(Information provided Opens)
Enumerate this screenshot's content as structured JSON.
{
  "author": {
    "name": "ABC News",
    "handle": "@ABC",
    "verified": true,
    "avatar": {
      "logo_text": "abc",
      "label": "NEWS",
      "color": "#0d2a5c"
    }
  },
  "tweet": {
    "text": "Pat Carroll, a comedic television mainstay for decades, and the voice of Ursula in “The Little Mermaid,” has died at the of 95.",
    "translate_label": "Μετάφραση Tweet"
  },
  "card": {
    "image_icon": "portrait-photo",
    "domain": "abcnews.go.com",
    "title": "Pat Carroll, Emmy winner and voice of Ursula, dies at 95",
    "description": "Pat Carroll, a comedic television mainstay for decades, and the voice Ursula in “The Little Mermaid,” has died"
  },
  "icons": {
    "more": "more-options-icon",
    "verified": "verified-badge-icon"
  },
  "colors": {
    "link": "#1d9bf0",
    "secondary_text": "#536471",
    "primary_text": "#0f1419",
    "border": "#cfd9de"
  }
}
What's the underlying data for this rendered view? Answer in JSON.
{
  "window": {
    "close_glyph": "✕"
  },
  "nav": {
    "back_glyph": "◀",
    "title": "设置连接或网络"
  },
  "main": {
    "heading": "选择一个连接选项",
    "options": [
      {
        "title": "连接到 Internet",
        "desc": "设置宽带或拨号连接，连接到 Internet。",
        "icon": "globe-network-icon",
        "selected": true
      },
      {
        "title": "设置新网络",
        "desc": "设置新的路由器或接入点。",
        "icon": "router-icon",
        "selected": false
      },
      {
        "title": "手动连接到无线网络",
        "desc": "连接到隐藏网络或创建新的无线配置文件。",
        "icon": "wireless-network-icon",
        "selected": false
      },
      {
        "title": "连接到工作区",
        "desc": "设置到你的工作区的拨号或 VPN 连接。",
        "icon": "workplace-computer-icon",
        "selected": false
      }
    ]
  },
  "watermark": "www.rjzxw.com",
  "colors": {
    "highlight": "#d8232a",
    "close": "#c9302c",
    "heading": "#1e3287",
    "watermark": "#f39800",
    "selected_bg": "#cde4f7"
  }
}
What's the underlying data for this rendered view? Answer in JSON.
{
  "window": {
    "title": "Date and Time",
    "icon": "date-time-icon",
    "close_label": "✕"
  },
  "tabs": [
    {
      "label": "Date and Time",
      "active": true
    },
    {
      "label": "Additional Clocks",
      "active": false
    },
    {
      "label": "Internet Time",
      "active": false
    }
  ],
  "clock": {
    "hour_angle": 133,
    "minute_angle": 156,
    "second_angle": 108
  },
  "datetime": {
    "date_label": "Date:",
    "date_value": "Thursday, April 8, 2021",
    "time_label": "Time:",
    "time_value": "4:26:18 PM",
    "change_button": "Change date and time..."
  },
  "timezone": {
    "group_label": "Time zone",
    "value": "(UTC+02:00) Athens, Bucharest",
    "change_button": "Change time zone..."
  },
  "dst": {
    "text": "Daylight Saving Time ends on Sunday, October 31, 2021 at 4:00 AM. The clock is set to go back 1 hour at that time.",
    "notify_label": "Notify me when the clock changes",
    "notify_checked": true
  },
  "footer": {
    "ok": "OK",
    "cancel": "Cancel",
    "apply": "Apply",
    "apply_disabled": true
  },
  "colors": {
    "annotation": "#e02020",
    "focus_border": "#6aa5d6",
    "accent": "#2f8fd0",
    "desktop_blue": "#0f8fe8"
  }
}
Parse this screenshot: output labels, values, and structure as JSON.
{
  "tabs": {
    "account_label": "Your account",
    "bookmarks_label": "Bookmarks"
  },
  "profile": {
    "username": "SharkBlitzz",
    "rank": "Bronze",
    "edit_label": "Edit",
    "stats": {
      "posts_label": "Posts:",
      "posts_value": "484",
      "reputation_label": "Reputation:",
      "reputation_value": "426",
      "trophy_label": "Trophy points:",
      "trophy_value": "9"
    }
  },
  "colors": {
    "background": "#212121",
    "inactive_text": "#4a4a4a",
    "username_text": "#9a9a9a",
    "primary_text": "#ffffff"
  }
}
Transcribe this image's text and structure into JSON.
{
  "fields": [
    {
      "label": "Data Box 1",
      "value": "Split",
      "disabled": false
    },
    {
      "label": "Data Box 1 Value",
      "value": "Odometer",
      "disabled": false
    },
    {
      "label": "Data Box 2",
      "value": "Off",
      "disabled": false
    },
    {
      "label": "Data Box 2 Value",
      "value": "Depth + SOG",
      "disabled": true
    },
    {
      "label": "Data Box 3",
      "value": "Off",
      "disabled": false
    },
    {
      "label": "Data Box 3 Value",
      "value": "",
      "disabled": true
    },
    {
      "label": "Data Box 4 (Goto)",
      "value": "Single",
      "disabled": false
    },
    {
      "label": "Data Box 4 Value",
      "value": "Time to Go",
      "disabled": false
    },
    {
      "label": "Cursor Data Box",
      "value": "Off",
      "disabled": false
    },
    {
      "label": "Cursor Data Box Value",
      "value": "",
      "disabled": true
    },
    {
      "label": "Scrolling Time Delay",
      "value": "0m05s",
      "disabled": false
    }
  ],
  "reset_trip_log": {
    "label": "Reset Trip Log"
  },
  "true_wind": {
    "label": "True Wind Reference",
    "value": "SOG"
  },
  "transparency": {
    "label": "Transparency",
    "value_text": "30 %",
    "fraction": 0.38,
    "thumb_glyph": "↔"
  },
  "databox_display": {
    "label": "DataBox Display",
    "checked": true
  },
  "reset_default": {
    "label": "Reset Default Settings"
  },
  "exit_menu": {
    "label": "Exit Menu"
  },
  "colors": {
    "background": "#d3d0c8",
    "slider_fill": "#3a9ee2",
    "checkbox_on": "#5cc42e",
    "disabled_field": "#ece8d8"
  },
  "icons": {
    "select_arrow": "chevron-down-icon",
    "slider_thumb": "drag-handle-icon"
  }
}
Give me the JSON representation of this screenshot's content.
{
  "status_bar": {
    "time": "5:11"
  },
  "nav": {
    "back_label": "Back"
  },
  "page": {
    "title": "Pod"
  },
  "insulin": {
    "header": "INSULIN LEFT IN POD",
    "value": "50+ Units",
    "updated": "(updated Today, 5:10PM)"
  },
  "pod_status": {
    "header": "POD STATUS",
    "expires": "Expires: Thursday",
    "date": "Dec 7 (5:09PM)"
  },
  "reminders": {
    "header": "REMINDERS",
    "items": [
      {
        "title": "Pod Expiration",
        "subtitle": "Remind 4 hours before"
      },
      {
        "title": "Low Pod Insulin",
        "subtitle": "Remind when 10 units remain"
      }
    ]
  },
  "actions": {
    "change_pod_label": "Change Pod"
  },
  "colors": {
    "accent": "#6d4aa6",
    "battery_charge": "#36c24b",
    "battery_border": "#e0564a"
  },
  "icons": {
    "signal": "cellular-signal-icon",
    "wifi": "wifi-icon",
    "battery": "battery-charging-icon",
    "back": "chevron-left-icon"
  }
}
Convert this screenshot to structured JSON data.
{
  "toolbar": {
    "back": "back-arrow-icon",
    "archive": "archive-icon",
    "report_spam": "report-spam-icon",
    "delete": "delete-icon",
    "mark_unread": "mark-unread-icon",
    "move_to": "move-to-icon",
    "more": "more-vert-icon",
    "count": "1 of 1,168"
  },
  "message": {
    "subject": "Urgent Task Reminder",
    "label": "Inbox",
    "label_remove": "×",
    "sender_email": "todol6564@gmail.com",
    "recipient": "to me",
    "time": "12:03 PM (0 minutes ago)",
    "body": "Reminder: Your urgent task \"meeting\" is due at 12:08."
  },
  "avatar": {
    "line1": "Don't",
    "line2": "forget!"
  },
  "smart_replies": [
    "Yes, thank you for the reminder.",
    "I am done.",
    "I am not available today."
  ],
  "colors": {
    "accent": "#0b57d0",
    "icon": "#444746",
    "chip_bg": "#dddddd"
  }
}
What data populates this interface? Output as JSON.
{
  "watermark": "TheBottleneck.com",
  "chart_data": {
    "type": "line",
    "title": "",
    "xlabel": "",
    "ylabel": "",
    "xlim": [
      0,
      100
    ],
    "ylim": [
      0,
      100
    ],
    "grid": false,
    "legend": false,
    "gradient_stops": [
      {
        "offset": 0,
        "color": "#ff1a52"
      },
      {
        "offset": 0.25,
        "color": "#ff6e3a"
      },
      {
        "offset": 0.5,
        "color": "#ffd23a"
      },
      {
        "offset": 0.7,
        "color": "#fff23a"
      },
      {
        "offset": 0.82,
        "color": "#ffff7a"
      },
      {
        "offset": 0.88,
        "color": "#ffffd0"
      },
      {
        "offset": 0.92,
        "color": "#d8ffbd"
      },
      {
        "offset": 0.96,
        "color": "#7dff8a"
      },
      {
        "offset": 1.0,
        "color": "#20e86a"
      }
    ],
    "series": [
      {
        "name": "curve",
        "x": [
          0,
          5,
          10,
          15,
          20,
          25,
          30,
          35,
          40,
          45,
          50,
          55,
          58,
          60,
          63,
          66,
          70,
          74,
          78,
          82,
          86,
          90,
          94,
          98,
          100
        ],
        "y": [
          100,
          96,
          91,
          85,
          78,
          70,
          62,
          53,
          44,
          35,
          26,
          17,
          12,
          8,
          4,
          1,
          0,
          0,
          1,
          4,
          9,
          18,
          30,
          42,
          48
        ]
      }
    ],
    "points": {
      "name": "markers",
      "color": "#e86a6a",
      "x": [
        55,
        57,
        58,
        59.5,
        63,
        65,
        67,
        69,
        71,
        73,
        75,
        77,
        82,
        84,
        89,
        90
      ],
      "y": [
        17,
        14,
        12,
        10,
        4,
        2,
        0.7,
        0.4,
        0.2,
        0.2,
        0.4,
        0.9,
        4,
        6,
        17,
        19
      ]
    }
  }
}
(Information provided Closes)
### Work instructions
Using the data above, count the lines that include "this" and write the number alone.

### Exercise result
8